Depending on the local climate and your particular landscaping, there may be enough rain to keep your lawn healthy without a sprinkler. According to the U.S. EPA, of the 26 billion gallons (98.4 billion liters) of water consumed daily in the United States alone, approximately 7.8 billion gallons (29.5 billion liters), or 30 percent, are devoted to outdoor uses. The majority of this is used for irrigation. And minimizing it would dramatically reduce water usage and costs.
Using less water on your lawn and garden allows more to stay in the ground or in a reservoir, which in turn helps maintain a natural H20 balance and saves some for future use. There are many parts of the country that do not have enough water to support the current population and levels of water usage. Even if you live in a place with ample rain, there may be a drought or even water restrictions. Severe droughts have hit countries across the globe from Pakistan to Russia to the United States to Kenya, so it's all the more critical to conserve--and it's amazing how every drop adds up!
If you have a large traditional turf lawn and extensive plantings (particularly ones that aren't adapted to the natural climate of your zone), this approach will be challenging unless you and your neighbors don't mind brown grass.

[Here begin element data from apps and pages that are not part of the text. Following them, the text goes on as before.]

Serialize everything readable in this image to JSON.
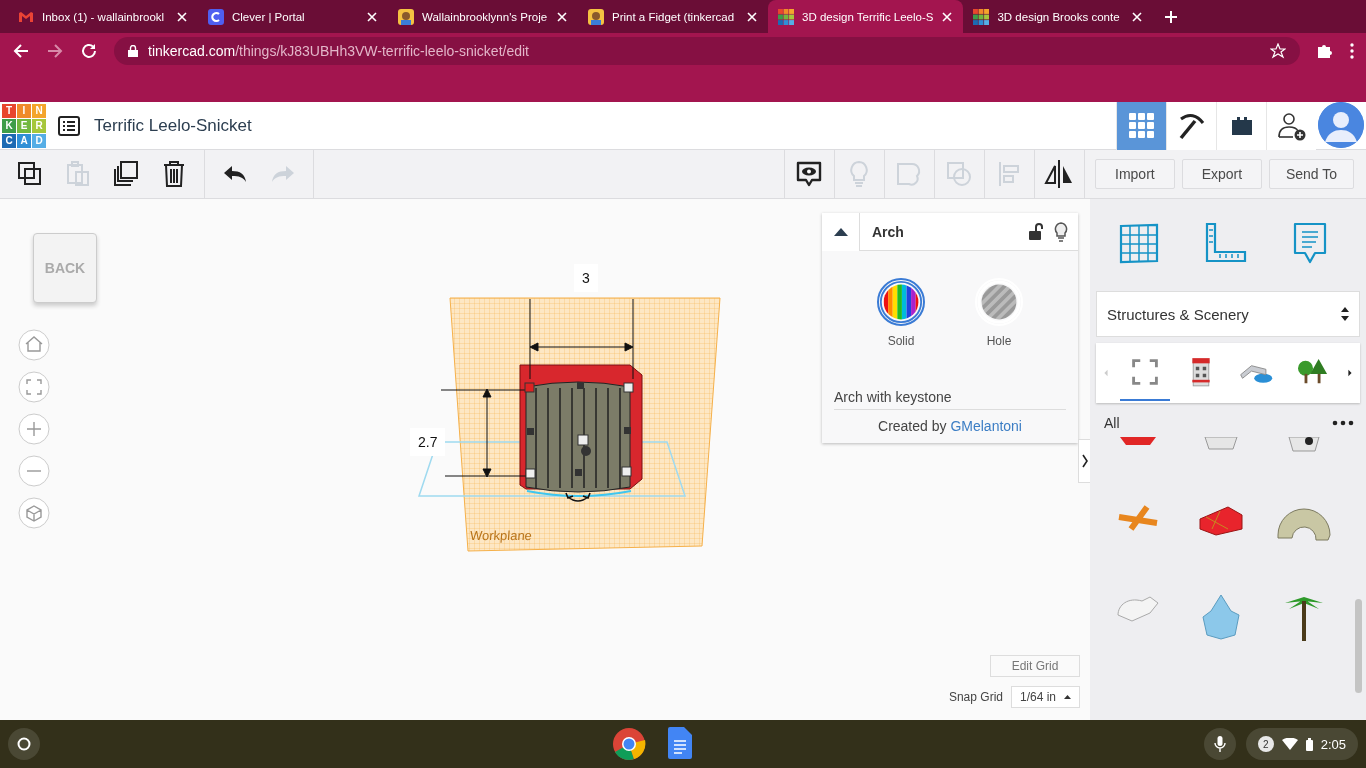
{
  "browser": {
    "tabs": [
      {
        "kind": "gmail",
        "title": "Inbox (1) - wallainbrookl",
        "selected": false
      },
      {
        "kind": "clever",
        "title": "Clever | Portal",
        "selected": false
      },
      {
        "kind": "avatar",
        "title": "Wallainbrooklynn's Proje",
        "selected": false
      },
      {
        "kind": "avatar",
        "title": "Print a Fidget (tinkercad",
        "selected": false
      },
      {
        "kind": "tinkercad",
        "title": "3D design Terrific Leelo-S",
        "selected": true
      },
      {
        "kind": "tinkercad",
        "title": "3D design Brooks conte",
        "selected": false
      }
    ],
    "address": {
      "domain": "tinkercad.com",
      "path": "/things/kJ83UBHh3VW-terrific-leelo-snicket/edit"
    }
  },
  "app": {
    "logo": [
      "T",
      "I",
      "N",
      "K",
      "E",
      "R",
      "C",
      "A",
      "D"
    ],
    "title": "Terrific Leelo-Snicket",
    "nav": [
      {
        "kind": "grid",
        "selected": true
      },
      {
        "kind": "pickaxe",
        "selected": false
      },
      {
        "kind": "bricks",
        "selected": false
      },
      {
        "kind": "add-user",
        "selected": false
      }
    ]
  },
  "toolbar": {
    "tool_groups": [
      [
        {
          "kind": "copy",
          "disabled": false
        },
        {
          "kind": "paste",
          "disabled": true
        },
        {
          "kind": "duplicate",
          "disabled": false
        },
        {
          "kind": "delete",
          "disabled": false
        }
      ],
      [
        {
          "kind": "undo",
          "disabled": false
        },
        {
          "kind": "redo",
          "disabled": true
        }
      ]
    ],
    "view_tools": [
      {
        "kind": "notes",
        "disabled": false
      },
      {
        "kind": "bulb",
        "disabled": true
      },
      {
        "kind": "group",
        "disabled": true
      },
      {
        "kind": "ungroup",
        "disabled": true
      },
      {
        "kind": "align",
        "disabled": true
      },
      {
        "kind": "mirror",
        "disabled": false
      }
    ],
    "buttons": [
      "Import",
      "Export",
      "Send To"
    ]
  },
  "viewcube": {
    "face": "BACK"
  },
  "workspace": {
    "width_label": "3",
    "height_label": "2.7",
    "workplane_label": "Workplane"
  },
  "inspector": {
    "title": "Arch",
    "locked": false,
    "options": [
      {
        "kind": "solid",
        "label": "Solid",
        "selected": true
      },
      {
        "kind": "hole",
        "label": "Hole",
        "selected": false
      }
    ],
    "description": "Arch with keystone",
    "credit": "Created by",
    "author": "GMelantoni"
  },
  "shapes_panel": {
    "category": "Structures & Scenery",
    "subcategories": [
      {
        "kind": "all",
        "selected": true
      },
      {
        "kind": "building",
        "selected": false
      },
      {
        "kind": "bridge",
        "selected": false
      },
      {
        "kind": "trees",
        "selected": false
      }
    ],
    "filter": "All"
  },
  "grid": {
    "edit": "Edit Grid",
    "snap_label": "Snap Grid",
    "snap_value": "1/64 in"
  },
  "shelf": {
    "notifications": "2",
    "time": "2:05"
  }
}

However, there are types of turf that are extremely drought tolerant. If the remainder of your landscaping is well adapted to the climate, it is feasible to avoid watering most if not all of the time. See what you can do. It adds up.

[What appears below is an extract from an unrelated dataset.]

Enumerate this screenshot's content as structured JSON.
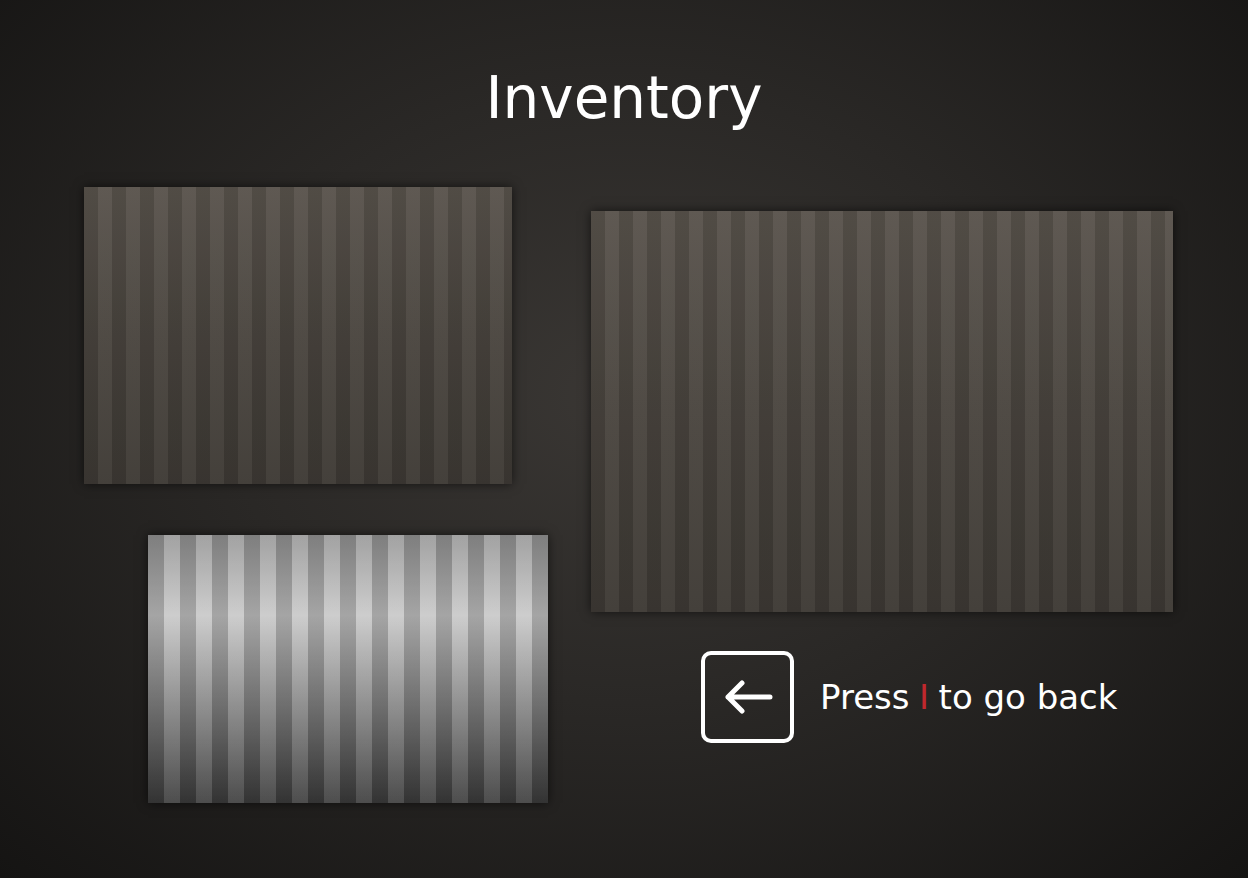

If you’re putting in new plants or turf, keep drought tolerance in mind.